---------- Supplied records

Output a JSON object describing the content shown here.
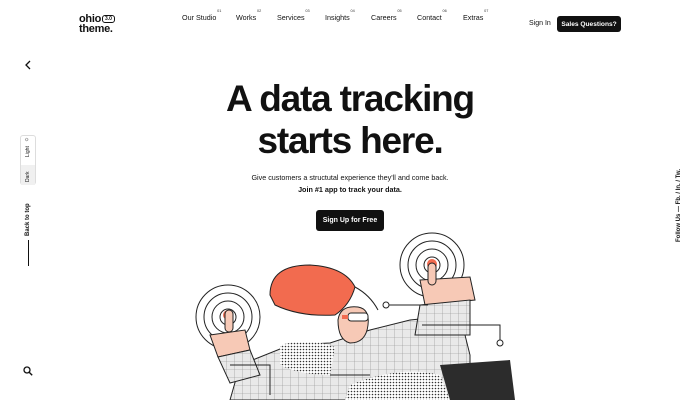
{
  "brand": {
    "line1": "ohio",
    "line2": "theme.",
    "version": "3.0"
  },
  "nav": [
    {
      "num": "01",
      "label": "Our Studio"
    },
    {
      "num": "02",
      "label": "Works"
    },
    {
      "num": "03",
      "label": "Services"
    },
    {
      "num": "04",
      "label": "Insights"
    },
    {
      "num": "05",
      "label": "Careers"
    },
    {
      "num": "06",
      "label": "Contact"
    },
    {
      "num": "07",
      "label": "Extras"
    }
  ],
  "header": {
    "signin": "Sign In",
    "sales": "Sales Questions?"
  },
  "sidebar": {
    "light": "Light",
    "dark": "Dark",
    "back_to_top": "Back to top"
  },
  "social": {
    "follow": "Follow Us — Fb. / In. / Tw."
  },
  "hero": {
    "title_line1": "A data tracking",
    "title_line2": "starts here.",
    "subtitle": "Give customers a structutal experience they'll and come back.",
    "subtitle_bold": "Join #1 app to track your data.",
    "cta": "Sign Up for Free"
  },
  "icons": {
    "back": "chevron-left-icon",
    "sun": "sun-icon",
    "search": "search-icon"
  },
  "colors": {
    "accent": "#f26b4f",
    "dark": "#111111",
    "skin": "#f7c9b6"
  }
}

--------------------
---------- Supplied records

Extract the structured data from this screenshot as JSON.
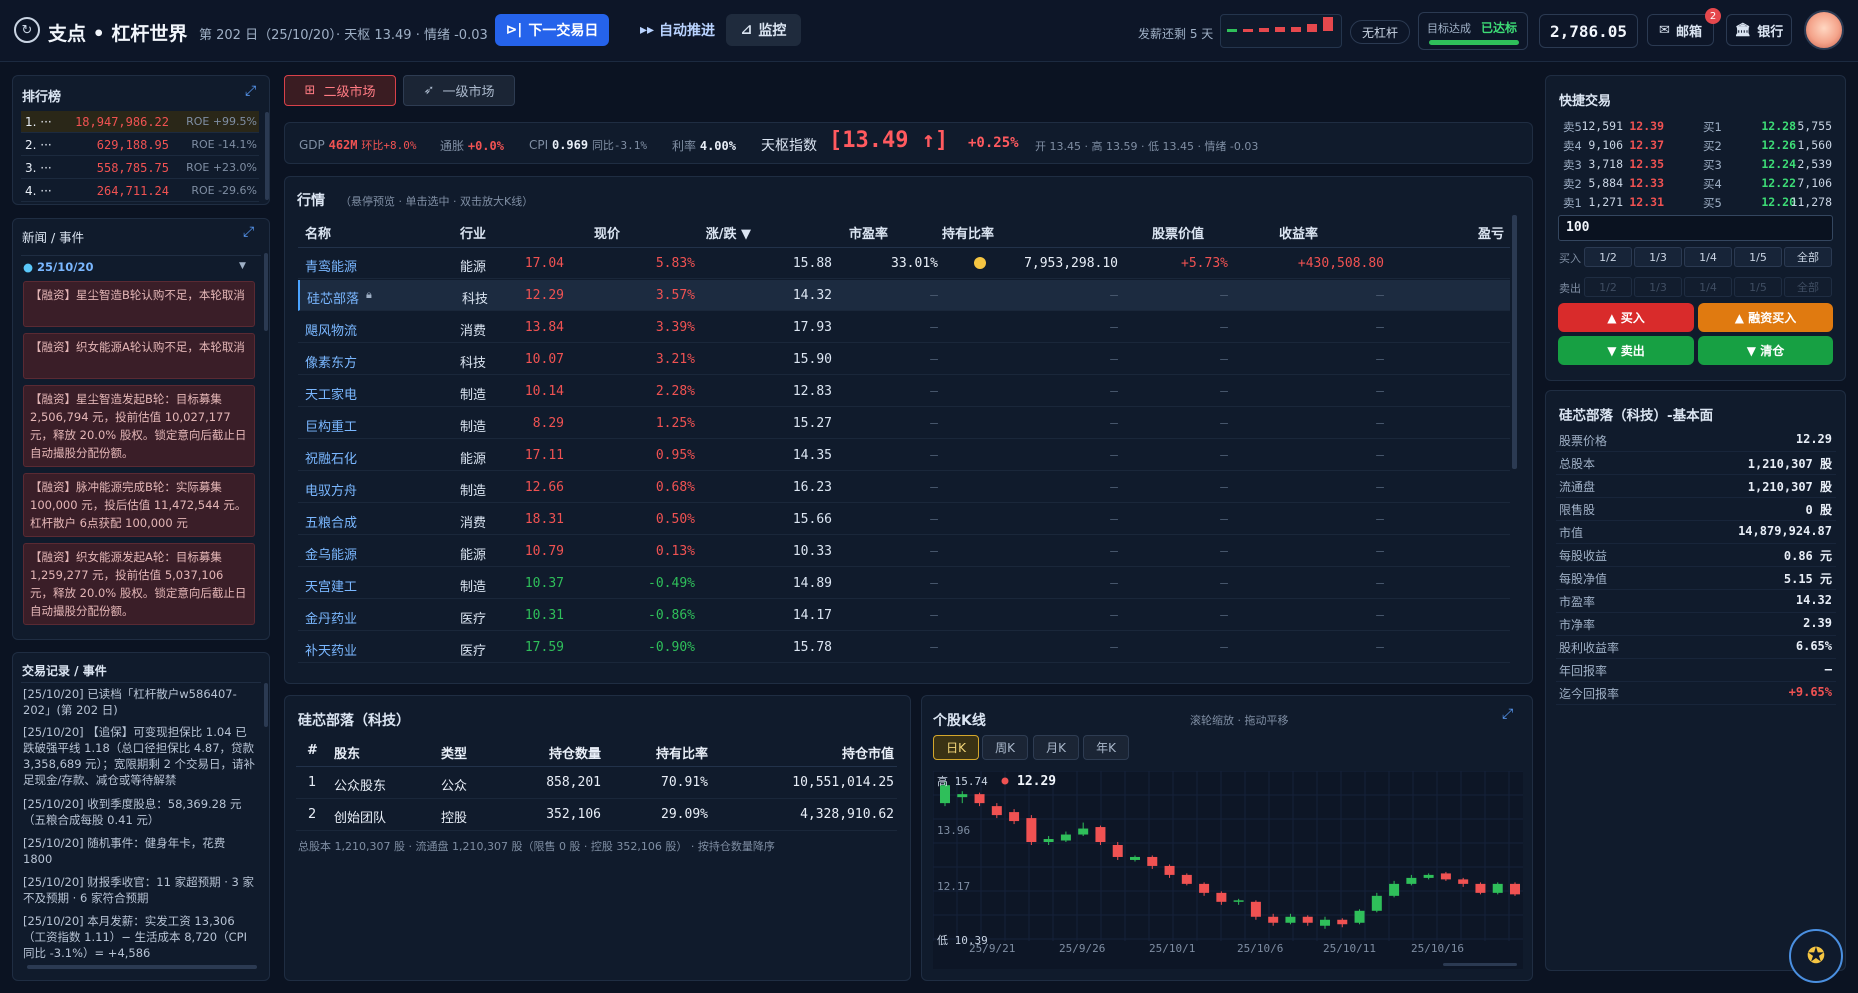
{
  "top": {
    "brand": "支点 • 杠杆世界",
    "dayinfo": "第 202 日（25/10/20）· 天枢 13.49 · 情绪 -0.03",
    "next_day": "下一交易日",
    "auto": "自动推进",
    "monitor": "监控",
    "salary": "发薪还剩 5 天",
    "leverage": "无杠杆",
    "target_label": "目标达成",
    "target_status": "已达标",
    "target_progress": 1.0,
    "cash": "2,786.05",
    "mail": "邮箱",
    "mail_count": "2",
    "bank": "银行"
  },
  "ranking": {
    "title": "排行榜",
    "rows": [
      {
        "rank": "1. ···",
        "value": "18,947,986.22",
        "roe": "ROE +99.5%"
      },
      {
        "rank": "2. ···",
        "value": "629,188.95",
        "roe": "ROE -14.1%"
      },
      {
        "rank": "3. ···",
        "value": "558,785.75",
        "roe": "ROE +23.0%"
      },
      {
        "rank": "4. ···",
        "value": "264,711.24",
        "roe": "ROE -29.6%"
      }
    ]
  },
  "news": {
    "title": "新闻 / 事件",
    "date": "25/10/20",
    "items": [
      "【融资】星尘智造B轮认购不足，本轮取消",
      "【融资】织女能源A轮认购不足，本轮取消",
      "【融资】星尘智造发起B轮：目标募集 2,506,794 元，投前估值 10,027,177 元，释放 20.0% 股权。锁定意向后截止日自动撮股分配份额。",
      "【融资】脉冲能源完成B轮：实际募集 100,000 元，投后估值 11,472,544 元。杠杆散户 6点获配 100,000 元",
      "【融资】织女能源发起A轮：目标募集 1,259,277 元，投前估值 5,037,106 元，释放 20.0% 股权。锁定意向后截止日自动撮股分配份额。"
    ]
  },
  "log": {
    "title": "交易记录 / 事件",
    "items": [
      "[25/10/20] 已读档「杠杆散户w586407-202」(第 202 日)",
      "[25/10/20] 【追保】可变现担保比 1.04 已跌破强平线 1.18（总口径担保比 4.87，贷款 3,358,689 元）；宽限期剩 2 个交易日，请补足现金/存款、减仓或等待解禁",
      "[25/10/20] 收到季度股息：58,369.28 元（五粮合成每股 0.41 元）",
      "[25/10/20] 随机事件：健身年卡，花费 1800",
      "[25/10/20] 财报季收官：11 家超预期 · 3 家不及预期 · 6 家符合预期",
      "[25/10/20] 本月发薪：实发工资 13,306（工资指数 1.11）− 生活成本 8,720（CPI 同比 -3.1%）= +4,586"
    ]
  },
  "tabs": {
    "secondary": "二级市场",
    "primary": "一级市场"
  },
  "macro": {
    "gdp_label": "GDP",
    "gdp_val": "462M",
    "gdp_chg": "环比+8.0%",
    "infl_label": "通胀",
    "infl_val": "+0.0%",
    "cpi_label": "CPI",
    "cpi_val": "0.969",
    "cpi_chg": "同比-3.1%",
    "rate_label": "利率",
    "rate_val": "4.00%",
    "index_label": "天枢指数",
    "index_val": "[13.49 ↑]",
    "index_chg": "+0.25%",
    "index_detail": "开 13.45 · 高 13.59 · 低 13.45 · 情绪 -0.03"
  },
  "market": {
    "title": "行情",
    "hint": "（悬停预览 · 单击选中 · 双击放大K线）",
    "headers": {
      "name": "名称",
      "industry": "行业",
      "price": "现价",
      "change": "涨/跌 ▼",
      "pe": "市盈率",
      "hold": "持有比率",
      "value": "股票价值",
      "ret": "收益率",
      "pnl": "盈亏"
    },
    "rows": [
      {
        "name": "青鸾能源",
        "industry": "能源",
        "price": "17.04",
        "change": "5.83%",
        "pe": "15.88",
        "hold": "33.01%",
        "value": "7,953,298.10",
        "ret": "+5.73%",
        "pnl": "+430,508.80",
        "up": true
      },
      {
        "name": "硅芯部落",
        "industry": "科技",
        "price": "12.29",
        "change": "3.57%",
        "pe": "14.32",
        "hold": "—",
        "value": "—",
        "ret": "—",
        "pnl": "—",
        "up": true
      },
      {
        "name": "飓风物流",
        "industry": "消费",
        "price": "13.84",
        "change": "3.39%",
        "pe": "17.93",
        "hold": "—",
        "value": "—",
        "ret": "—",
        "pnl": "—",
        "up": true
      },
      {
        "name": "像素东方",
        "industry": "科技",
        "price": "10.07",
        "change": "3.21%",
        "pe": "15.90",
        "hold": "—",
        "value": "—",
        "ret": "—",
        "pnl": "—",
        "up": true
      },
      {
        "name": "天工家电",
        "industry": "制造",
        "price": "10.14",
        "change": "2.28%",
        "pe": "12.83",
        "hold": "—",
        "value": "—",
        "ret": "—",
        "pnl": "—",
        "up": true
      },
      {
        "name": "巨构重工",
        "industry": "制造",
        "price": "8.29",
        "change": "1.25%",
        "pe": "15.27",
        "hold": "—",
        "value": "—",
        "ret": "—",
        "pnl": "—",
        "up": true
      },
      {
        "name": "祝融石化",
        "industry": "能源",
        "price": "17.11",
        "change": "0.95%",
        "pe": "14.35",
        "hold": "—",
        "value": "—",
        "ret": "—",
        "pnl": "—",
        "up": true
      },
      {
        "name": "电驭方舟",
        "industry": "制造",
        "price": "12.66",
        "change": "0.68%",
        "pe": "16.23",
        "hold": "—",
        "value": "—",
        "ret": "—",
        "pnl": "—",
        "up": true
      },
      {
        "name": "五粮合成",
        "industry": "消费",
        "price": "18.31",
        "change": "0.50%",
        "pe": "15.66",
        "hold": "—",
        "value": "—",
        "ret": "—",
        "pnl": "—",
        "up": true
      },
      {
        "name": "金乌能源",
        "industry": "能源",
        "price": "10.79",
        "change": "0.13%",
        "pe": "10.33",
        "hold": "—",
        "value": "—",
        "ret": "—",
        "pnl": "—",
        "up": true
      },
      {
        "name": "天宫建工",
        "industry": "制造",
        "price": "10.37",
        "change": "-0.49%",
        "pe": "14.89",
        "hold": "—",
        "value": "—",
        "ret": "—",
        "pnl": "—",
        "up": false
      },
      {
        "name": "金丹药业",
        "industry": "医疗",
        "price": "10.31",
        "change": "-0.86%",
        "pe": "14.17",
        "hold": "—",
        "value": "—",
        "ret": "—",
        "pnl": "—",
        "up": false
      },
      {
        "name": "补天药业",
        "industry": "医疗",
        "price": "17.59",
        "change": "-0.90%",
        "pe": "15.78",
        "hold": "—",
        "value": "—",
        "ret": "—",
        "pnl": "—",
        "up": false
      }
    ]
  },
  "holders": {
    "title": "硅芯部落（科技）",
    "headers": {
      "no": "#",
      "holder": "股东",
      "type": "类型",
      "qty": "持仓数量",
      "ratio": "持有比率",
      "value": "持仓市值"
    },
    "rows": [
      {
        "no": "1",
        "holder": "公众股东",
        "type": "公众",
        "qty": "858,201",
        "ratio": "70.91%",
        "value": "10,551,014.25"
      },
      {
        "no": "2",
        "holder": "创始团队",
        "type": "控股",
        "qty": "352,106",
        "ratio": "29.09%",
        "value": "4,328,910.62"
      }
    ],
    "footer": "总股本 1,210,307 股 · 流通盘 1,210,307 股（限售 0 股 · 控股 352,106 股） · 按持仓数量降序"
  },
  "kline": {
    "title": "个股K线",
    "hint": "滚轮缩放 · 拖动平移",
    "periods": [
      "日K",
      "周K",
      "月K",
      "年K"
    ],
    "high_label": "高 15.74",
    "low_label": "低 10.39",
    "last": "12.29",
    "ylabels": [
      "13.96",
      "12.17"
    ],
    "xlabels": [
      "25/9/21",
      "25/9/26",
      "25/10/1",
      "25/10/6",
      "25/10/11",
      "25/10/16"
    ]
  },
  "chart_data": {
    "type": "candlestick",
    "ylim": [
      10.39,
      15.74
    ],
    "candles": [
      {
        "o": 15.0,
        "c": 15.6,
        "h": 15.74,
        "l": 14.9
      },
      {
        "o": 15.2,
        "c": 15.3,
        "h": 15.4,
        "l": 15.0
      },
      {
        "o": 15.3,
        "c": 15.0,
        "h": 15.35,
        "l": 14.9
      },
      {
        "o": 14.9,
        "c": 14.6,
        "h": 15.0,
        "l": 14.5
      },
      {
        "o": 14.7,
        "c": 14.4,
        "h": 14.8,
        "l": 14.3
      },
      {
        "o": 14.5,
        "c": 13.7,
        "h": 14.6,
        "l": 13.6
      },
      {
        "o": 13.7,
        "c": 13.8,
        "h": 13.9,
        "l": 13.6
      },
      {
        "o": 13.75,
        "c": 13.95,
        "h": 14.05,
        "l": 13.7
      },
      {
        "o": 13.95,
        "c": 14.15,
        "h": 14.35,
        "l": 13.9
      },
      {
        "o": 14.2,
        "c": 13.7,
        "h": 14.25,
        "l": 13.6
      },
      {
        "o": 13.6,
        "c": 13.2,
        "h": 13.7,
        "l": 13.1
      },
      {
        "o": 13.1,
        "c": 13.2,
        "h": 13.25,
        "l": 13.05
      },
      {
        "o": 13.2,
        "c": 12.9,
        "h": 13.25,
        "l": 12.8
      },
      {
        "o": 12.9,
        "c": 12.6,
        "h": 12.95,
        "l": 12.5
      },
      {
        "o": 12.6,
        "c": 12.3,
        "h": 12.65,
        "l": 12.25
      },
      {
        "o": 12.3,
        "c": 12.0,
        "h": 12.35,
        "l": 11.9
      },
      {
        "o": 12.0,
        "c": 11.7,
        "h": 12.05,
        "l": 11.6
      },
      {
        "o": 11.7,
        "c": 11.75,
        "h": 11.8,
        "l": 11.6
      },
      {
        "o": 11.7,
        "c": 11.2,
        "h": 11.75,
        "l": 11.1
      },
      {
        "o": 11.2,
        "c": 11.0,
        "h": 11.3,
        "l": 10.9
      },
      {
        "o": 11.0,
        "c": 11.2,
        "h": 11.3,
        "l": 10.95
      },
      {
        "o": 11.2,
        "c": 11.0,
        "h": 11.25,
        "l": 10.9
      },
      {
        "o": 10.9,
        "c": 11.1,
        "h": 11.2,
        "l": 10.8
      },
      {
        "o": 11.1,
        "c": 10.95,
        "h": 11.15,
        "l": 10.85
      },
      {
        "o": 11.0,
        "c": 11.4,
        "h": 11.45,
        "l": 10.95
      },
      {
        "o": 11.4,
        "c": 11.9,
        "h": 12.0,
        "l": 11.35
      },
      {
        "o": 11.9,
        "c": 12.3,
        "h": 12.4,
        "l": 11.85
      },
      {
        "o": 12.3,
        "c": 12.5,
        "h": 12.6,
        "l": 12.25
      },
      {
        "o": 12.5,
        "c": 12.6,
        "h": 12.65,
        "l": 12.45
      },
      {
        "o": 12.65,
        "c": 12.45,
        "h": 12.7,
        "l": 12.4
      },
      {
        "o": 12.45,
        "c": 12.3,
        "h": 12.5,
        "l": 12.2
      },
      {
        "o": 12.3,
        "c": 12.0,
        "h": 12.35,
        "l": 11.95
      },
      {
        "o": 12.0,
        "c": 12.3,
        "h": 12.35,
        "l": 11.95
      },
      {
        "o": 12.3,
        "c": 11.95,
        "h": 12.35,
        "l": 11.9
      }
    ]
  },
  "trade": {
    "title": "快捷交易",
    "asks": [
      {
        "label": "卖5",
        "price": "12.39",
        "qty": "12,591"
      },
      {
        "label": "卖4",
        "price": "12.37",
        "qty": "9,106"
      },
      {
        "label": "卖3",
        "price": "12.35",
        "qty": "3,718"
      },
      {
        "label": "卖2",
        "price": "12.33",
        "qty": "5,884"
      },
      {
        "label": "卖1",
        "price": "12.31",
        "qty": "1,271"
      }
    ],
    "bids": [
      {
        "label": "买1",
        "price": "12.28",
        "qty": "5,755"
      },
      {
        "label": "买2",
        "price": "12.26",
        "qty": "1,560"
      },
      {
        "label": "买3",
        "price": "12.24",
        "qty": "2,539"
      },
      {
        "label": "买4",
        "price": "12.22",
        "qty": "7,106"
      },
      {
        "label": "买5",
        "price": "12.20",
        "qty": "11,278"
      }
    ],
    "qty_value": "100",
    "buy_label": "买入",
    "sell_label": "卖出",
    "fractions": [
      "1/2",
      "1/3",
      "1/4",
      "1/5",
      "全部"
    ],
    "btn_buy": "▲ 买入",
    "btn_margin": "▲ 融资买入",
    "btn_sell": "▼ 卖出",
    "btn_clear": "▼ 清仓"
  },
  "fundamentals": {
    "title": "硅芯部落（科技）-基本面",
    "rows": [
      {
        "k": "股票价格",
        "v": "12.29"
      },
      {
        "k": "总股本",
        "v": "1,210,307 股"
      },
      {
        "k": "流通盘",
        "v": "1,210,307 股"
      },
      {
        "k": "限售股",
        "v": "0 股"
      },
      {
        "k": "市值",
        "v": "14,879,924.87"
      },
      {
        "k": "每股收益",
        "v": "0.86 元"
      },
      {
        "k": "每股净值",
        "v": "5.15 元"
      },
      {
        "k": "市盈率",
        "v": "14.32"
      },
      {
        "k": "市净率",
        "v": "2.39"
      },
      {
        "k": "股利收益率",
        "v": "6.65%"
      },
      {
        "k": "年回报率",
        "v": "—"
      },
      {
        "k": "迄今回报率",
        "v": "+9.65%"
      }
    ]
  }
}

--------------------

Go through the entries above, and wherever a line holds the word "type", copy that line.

■ Task answer:
      "type": "类型",
        "type": "公众",
        "type": "控股",
    "type": "candlestick",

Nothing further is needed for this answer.